students in apple orchard, students in lab, dogs playing with students in background

Put Power Behind Your Electives

Students entering college today are predicted to hold more than 20 different jobs over their lifetimes. At CALS, our flexible curriculum and clusters of academic expertise enable students to take relevant courses in a variety of topic areas to prepare them for a multifaceted career.

As a CALS student, you can use your electives, distribution requirements and even major requirements to cultivate your interests and explore new areas of expertise that can help give you an edge in the competitive job market. Multidisciplinary approaches are required to solve the complex problems of our time. Exploring these connections through coursework in a different field can expand your worldview, create new areas of expertise, and make you stand out as a job applicant. Explore topic areas below.
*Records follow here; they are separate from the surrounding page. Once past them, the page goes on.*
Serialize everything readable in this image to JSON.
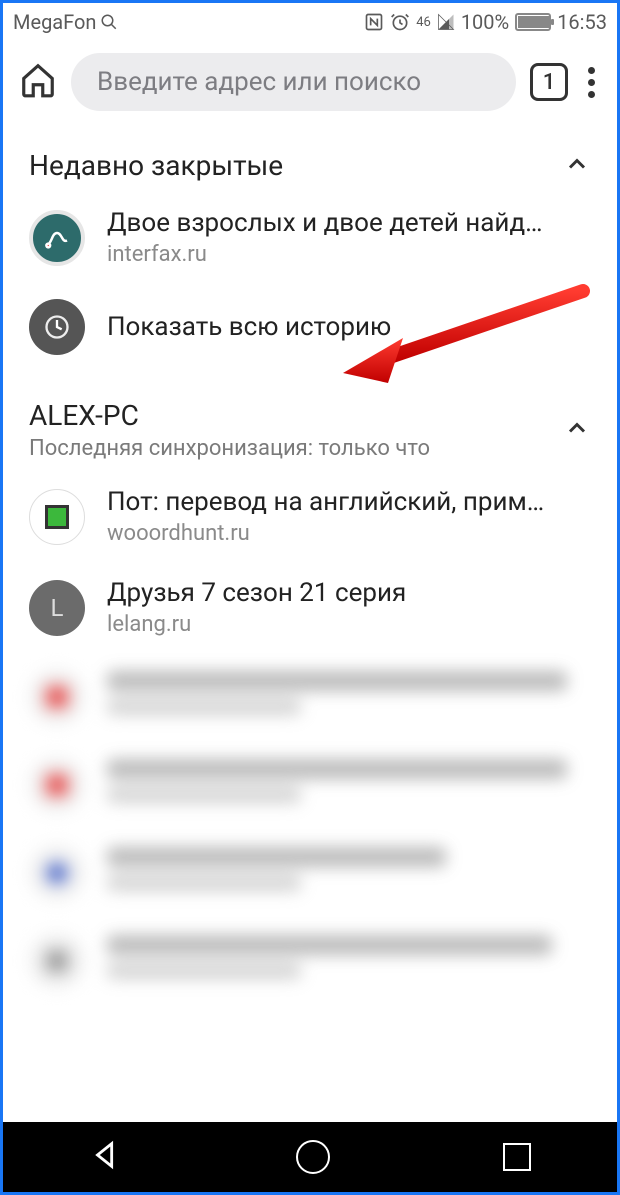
{
  "statusbar": {
    "carrier": "MegaFon",
    "battery_percent": "100%",
    "time": "16:53",
    "network_label": "46"
  },
  "toolbar": {
    "address_placeholder": "Введите адрес или поиско",
    "tab_count": "1"
  },
  "sections": {
    "recent": {
      "title": "Недавно закрытые",
      "items": [
        {
          "title": "Двое взрослых и двое детей найд…",
          "domain": "interfax.ru"
        }
      ],
      "show_all_label": "Показать всю историю"
    },
    "synced": {
      "title": "ALEX-PC",
      "subtitle": "Последняя синхронизация: только что",
      "items": [
        {
          "title": "Пот: перевод на английский, прим…",
          "domain": "wooordhunt.ru"
        },
        {
          "title": "Друзья 7 сезон 21 серия",
          "domain": "lelang.ru"
        }
      ]
    }
  }
}
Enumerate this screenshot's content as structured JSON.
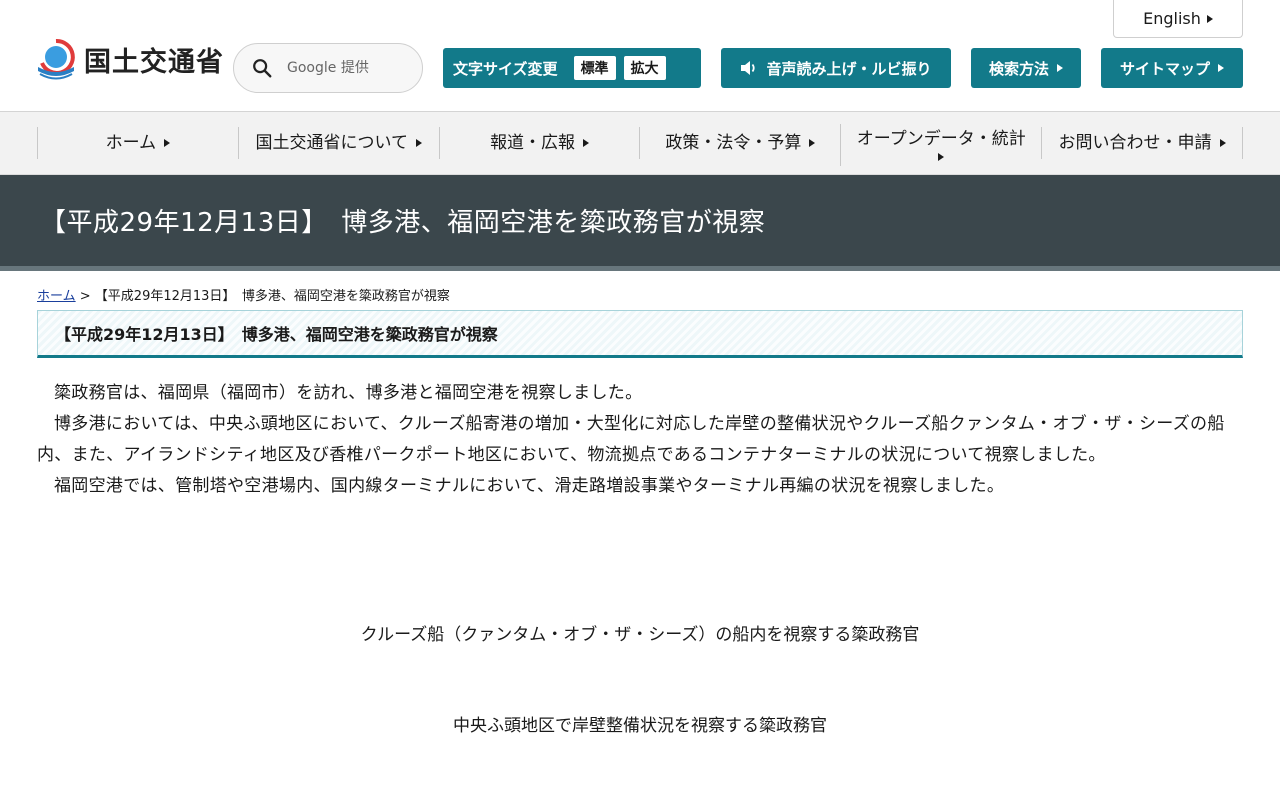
{
  "header": {
    "lang_label": "English",
    "logo_text": "国土交通省",
    "search_placeholder": "Google 提供",
    "font_size_label": "文字サイズ変更",
    "font_size_options": [
      "標準",
      "拡大"
    ],
    "voice_label": "音声読み上げ・ルビ振り",
    "search_method_label": "検索方法",
    "sitemap_label": "サイトマップ"
  },
  "nav": {
    "items": [
      "ホーム",
      "国土交通省について",
      "報道・広報",
      "政策・法令・予算",
      "オープンデータ・統計",
      "お問い合わせ・申請"
    ]
  },
  "page": {
    "title": "【平成29年12月13日】　博多港、福岡空港を簗政務官が視察"
  },
  "breadcrumb": {
    "home": "ホーム",
    "separator": " > ",
    "current": "【平成29年12月13日】　博多港、福岡空港を簗政務官が視察"
  },
  "article": {
    "heading": "【平成29年12月13日】　博多港、福岡空港を簗政務官が視察",
    "paragraphs": [
      "簗政務官は、福岡県（福岡市）を訪れ、博多港と福岡空港を視察しました。",
      "博多港においては、中央ふ頭地区において、クルーズ船寄港の増加・大型化に対応した岸壁の整備状況やクルーズ船クァンタム・オブ・ザ・シーズの船内、また、アイランドシティ地区及び香椎パークポート地区において、物流拠点であるコンテナターミナルの状況について視察しました。",
      "福岡空港では、管制塔や空港場内、国内線ターミナルにおいて、滑走路増設事業やターミナル再編の状況を視察しました。"
    ],
    "captions": [
      "クルーズ船（クァンタム・オブ・ザ・シーズ）の船内を視察する簗政務官",
      "中央ふ頭地区で岸壁整備状況を視察する簗政務官"
    ]
  },
  "colors": {
    "accent": "#127a8a",
    "title_band": "#3b474c",
    "link": "#1a3f9c"
  }
}
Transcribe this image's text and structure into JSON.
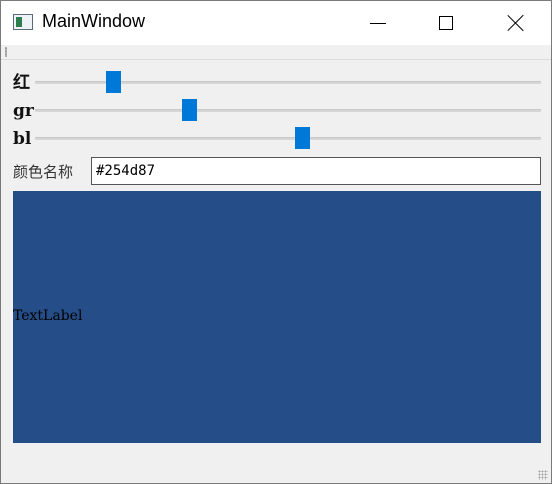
{
  "window": {
    "title": "MainWindow",
    "icon": "app-window-icon"
  },
  "sliders": [
    {
      "label": "红",
      "value_fraction": 0.145,
      "color": "#0078d7"
    },
    {
      "label": "gr",
      "value_fraction": 0.3,
      "color": "#0078d7"
    },
    {
      "label": "bl",
      "value_fraction": 0.53,
      "color": "#0078d7"
    }
  ],
  "color_name": {
    "label": "颜色名称",
    "value": "#254d87"
  },
  "preview": {
    "text": "TextLabel",
    "background": "#254d87"
  }
}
    1. THINK

    Where do you want to be after graduation? What type of job do you hope to land? Do you want to be in an office? In a lab? A healthcare setting? A government office?
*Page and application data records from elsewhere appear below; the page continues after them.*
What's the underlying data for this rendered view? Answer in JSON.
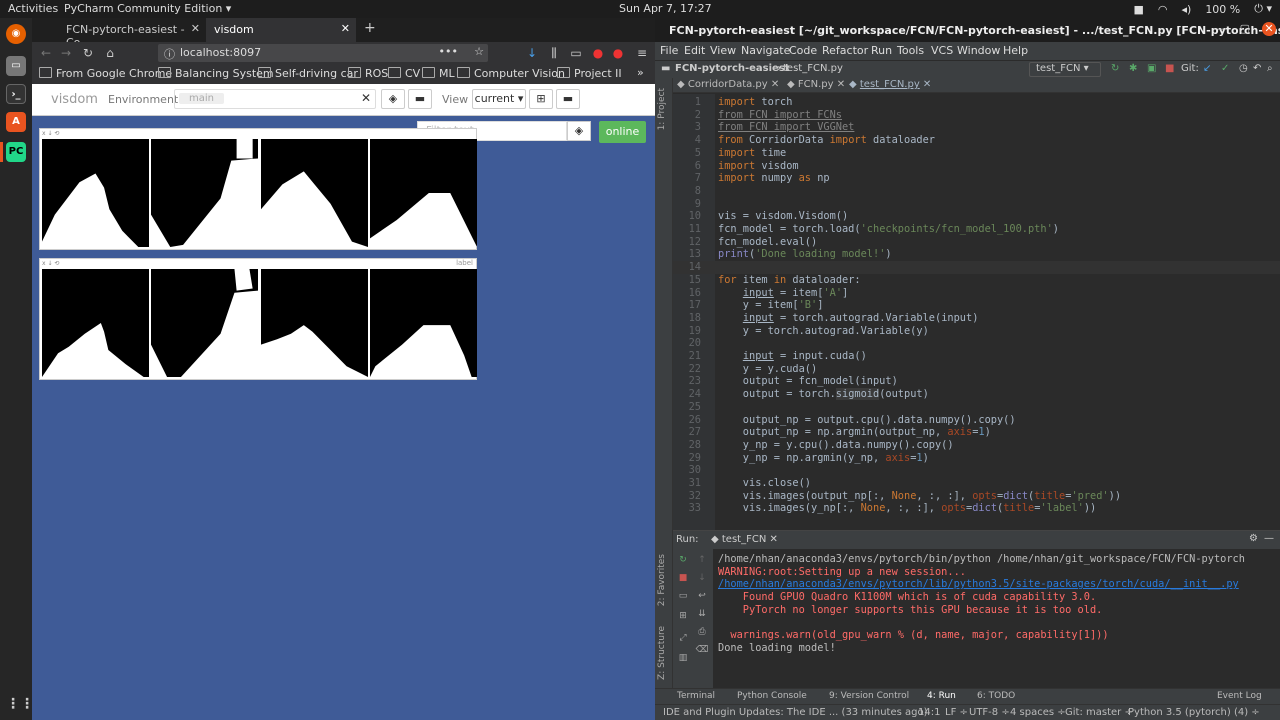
{
  "system": {
    "activities": "Activities",
    "app_name": "PyCharm Community Edition ▾",
    "clock": "Sun Apr 7, 17:27",
    "battery": "100 %"
  },
  "firefox": {
    "tabs": [
      {
        "label": "FCN-pytorch-easiest - Co"
      },
      {
        "label": "visdom"
      }
    ],
    "url": "localhost:8097",
    "bookmarks": [
      "From Google Chrome",
      "Balancing System",
      "Self-driving car",
      "ROS",
      "CV",
      "ML",
      "Computer Vision",
      "Project II"
    ]
  },
  "visdom": {
    "logo": "visdom",
    "environment_label": "Environment",
    "env_chip": "main",
    "view_label": "View",
    "view_select": "current ▾",
    "filter_placeholder": "Filter text",
    "online": "online",
    "panes": [
      {
        "title": ""
      },
      {
        "title": "label"
      }
    ]
  },
  "pycharm": {
    "title": "FCN-pytorch-easiest [~/git_workspace/FCN/FCN-pytorch-easiest] - .../test_FCN.py [FCN-pytorch-easiest] - PyCharm",
    "menu": [
      "File",
      "Edit",
      "View",
      "Navigate",
      "Code",
      "Refactor",
      "Run",
      "Tools",
      "VCS",
      "Window",
      "Help"
    ],
    "nav_project": "FCN-pytorch-easiest",
    "nav_file": "test_FCN.py",
    "run_config": "test_FCN ▾",
    "git_label": "Git:",
    "file_tabs": [
      "CorridorData.py",
      "FCN.py",
      "test_FCN.py"
    ],
    "side_labels": [
      "1: Project",
      "2: Favorites",
      "Z: Structure"
    ],
    "run_title": "Run:",
    "run_tab": "test_FCN",
    "bottom_tabs": [
      "Terminal",
      "Python Console",
      "9: Version Control",
      "4: Run",
      "6: TODO",
      "Event Log"
    ],
    "status": {
      "message": "IDE and Plugin Updates: The IDE ... (33 minutes ago)",
      "position": "14:1",
      "line_sep": "LF ÷",
      "encoding": "UTF-8 ÷",
      "indent": "4 spaces ÷",
      "git": "Git: master ÷",
      "interpreter": "Python 3.5 (pytorch) (4) ÷"
    },
    "output": [
      {
        "kind": "norm",
        "text": "/home/nhan/anaconda3/envs/pytorch/bin/python /home/nhan/git_workspace/FCN/FCN-pytorch"
      },
      {
        "kind": "err",
        "text": "WARNING:root:Setting up a new session..."
      },
      {
        "kind": "link",
        "text": "/home/nhan/anaconda3/envs/pytorch/lib/python3.5/site-packages/torch/cuda/__init__.py"
      },
      {
        "kind": "err",
        "text": "    Found GPU0 Quadro K1100M which is of cuda capability 3.0."
      },
      {
        "kind": "err",
        "text": "    PyTorch no longer supports this GPU because it is too old."
      },
      {
        "kind": "err",
        "text": ""
      },
      {
        "kind": "err",
        "text": "  warnings.warn(old_gpu_warn % (d, name, major, capability[1]))"
      },
      {
        "kind": "norm",
        "text": "Done loading model!"
      }
    ]
  }
}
    2. EXPLORE

    Explore courses within different topic areas below to see what interests you. Your electives are your opportunity to build knowledge and skills that will help you excel in whatever career path you choose. 


    Talk with your advisor about your interests and how you can make the most of your elective courses.

    4. ENROLL!

    Note that some courses may require instructor permission or pre-requisites. Contact the instructor if you have any trouble registering.


student with pipet and petri dish

Students on a pre-medical track may choose to explore courses in science communication to strengthen their ability to communicate with future patients and families, and to communicate with the media or public at large.

Students studying animal sciences may explore courses in biosecurity to gain a deeper understanding of how infectious diseases are spread among people, animals and the environment.

Students studying environmental science or plant biology may be interested in taking policy courses to better understand how their research might translate into policy action.

The possibilities are endless.